Back in the fifties, Mainframes were the absolute stars of the IT environment, recognized by their enormous room sized calculators which were used by enterprises to store data. The “Operators”, as they were called back then, were working on something called light terminals which consisted of nothing more than a monitor and a Keyboard. The top of the line were the IBM 700/700 and AS400 Systems.
Mainframes were extremely secure but costly. Not only from a hardware perspective but also from a maintenance perspective which made them accessible to large enterprises only. However, as technology advanced and personal computing developed, terminals started to get replaced with PCs shifting the power and data from a central location to the hands of the end-user and by that reducing the overall costs. You could compare this change to what is happening today with Edge Computing.
IT is constantly changing our environment and its impact can especially be seen in the workplace where connectivity & technology allow us to work remotely and connect with team members anywhere in the world. IT is on the move, it is smart, it is multidevice, multicloud, BYOD, and Anything as a Service. Regardless of where you are currently based you will most likely have a wideband connection of 100 Mbps, 1 Gbps or 10 Gbps. Imagine that kind of connection speed back in the days of the Mainframes. IT evolution has not only pushed down costs while increasing the level of security and compliance but also generated numerous private and public services in the “cloud”. This new global scenario has the same architectural benefits as the Mainframes but without their high costs.
The Cloud has bypassed today’s technology & licensing limitations. For example, in order to provide a Remote Desktop Service to a private datacentre you need one VM and one desktop per user which isn’t very cost efficient. One solution to this problem is to let multiple users share one VM on a Windows Server. However, unfortunately many applications will not work in that infrastructure unless you add 3rd party tools such as Citrix, which results in higher costs and more complex management. However, Microsoft recently provided a solution for this issue when they launched Windows Virtual Desktop. Windows Virtual Desktop is a PaaS Desktop and application virtualization service that allows multiple users to be connected to one single Windows 10 Enterprise..

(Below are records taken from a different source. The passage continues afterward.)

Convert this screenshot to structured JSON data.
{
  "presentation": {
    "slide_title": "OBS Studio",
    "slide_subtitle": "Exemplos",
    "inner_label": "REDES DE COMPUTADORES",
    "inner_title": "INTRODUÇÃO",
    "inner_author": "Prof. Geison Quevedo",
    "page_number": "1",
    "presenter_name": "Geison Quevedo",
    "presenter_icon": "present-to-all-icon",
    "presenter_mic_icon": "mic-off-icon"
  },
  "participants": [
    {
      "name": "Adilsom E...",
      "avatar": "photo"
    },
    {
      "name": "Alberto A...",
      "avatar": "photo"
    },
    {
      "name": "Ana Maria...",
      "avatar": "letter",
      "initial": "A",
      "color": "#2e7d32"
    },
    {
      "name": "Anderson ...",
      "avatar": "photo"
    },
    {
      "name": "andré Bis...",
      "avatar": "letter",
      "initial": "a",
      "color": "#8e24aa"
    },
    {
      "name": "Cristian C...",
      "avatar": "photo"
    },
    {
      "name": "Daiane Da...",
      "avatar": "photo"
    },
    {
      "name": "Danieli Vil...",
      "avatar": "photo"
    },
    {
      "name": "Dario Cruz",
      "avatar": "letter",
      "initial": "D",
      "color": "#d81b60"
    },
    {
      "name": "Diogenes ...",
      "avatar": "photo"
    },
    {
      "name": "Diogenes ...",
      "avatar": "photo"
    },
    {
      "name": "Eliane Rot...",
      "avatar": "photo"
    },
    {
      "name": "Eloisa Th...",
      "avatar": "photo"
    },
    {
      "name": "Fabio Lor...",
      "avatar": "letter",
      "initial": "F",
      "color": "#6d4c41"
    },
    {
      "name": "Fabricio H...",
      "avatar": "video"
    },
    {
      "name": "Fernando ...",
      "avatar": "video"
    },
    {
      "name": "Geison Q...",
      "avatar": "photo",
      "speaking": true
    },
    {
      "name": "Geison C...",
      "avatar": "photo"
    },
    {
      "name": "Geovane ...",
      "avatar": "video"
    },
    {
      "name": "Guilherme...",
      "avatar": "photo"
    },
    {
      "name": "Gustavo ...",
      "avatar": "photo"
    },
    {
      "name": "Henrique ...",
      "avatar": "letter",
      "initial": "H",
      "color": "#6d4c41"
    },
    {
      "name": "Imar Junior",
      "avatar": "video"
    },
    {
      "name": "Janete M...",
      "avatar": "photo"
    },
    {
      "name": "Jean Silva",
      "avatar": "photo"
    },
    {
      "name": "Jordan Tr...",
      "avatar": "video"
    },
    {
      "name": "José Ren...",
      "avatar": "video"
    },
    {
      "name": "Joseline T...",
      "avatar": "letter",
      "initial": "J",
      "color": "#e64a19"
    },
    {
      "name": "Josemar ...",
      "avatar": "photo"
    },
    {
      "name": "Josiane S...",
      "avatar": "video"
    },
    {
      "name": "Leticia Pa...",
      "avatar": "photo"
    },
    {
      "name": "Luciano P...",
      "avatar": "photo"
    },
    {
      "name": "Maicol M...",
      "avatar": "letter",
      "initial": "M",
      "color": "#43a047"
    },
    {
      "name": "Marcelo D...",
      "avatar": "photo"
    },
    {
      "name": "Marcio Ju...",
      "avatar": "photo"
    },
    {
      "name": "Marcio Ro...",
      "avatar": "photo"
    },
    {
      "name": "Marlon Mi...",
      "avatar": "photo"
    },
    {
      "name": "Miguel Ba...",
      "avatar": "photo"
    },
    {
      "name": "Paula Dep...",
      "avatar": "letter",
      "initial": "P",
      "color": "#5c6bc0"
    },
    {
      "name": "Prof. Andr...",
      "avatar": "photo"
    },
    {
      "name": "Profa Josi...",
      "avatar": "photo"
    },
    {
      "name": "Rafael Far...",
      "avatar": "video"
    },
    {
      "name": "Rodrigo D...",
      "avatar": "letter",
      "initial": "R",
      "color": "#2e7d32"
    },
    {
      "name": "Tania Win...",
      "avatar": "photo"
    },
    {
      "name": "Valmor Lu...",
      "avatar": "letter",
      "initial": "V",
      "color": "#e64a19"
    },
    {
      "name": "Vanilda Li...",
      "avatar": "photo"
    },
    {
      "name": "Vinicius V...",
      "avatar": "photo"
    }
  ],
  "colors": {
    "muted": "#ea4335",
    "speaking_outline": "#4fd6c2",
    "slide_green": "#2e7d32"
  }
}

Windows Virtual Desktop ease the following complications:
· Lack of technical skills needed to build a solid offer
· Complexity and costs from 3d party vendors
· Infrastructure configuration
· Application compatibility
A Windows 10 or Microsoft 365 license in CSP provides the whole Infrastructure (Connection broker, Gateway, web access, load balancing, diagnostic as a service) for Windows Virtual Desktop, plus the FSlogix technology. All for free. This new service is available on Azure only, and with the correct cloud strategy, you can leverage this service to a fraction of the classical on-premise costs. All you need to do is pay for the Session Hosts where users connect to the Microsoft 365 license. The benefit of this model is that you only pay per usage and get complete control over your costs. Azure combined with Windows Virtual Desktop is without doubt a game changer in the market of Virtual Desktops.
The question is: Are you ready for it?